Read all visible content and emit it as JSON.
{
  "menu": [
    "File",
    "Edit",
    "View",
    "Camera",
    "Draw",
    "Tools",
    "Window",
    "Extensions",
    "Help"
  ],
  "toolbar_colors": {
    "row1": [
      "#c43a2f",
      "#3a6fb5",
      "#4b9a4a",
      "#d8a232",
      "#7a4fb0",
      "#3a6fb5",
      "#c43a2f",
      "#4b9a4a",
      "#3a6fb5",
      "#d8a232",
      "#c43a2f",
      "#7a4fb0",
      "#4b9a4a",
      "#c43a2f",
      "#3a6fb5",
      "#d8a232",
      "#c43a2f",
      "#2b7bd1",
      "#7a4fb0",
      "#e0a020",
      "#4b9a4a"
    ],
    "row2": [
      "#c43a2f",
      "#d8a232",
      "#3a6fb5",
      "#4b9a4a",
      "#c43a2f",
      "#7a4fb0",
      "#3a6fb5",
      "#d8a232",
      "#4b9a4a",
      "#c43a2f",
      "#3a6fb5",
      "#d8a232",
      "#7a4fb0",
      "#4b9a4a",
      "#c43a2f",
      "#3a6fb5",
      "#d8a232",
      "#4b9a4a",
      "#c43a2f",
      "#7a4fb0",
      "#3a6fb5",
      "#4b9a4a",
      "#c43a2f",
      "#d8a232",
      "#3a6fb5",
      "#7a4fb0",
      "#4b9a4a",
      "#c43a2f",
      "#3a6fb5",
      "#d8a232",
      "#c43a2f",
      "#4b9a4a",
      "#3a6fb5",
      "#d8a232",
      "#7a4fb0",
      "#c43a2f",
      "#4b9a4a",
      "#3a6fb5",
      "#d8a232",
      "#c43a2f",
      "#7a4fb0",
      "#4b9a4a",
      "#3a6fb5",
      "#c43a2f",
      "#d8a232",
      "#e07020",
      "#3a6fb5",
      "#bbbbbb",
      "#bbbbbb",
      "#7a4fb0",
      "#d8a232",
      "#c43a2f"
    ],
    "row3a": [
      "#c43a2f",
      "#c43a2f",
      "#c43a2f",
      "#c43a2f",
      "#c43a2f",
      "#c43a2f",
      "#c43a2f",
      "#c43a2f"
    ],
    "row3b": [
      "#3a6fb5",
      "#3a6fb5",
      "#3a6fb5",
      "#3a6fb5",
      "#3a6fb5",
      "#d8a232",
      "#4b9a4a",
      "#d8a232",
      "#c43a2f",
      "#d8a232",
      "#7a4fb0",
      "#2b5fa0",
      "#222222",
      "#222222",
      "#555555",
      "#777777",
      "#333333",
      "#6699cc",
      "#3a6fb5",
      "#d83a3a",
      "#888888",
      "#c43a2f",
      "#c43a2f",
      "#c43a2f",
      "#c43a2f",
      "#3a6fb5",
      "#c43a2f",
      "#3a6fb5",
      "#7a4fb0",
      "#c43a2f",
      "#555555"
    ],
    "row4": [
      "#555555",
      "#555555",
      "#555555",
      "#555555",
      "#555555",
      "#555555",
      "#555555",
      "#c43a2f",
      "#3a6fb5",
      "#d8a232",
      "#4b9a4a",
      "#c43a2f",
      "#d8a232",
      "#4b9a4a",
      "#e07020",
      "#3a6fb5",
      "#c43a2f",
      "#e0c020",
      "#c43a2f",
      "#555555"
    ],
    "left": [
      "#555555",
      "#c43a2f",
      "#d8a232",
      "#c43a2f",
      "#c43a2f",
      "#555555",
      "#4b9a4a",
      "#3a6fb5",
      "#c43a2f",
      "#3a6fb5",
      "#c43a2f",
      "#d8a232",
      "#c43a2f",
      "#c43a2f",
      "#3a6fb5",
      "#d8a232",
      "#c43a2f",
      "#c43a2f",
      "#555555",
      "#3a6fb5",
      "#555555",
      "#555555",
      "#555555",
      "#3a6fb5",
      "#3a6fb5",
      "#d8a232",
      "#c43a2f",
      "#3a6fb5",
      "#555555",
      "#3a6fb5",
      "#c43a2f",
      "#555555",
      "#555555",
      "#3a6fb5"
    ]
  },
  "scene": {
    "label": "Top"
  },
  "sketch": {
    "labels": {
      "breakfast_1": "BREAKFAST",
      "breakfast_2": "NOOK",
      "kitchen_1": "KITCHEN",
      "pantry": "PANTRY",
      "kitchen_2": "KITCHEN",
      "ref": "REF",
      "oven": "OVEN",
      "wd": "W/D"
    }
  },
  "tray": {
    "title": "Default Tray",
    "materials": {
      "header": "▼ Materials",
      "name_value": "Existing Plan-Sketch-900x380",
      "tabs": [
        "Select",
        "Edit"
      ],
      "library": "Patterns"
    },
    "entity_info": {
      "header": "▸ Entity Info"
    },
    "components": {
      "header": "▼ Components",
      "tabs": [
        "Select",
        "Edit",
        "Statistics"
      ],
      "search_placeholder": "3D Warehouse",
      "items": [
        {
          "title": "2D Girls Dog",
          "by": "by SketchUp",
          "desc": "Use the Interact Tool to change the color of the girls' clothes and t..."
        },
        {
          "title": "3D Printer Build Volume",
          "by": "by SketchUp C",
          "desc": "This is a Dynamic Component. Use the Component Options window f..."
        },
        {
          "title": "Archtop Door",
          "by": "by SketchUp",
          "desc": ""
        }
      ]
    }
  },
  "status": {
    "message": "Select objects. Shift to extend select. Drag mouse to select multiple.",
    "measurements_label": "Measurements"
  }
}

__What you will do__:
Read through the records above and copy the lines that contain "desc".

__Answer box__:
          "desc": "Use the Interact Tool to change the color of the girls' clothes and t..."
          "desc": "This is a Dynamic Component. Use the Component Options window f..."
          "desc": ""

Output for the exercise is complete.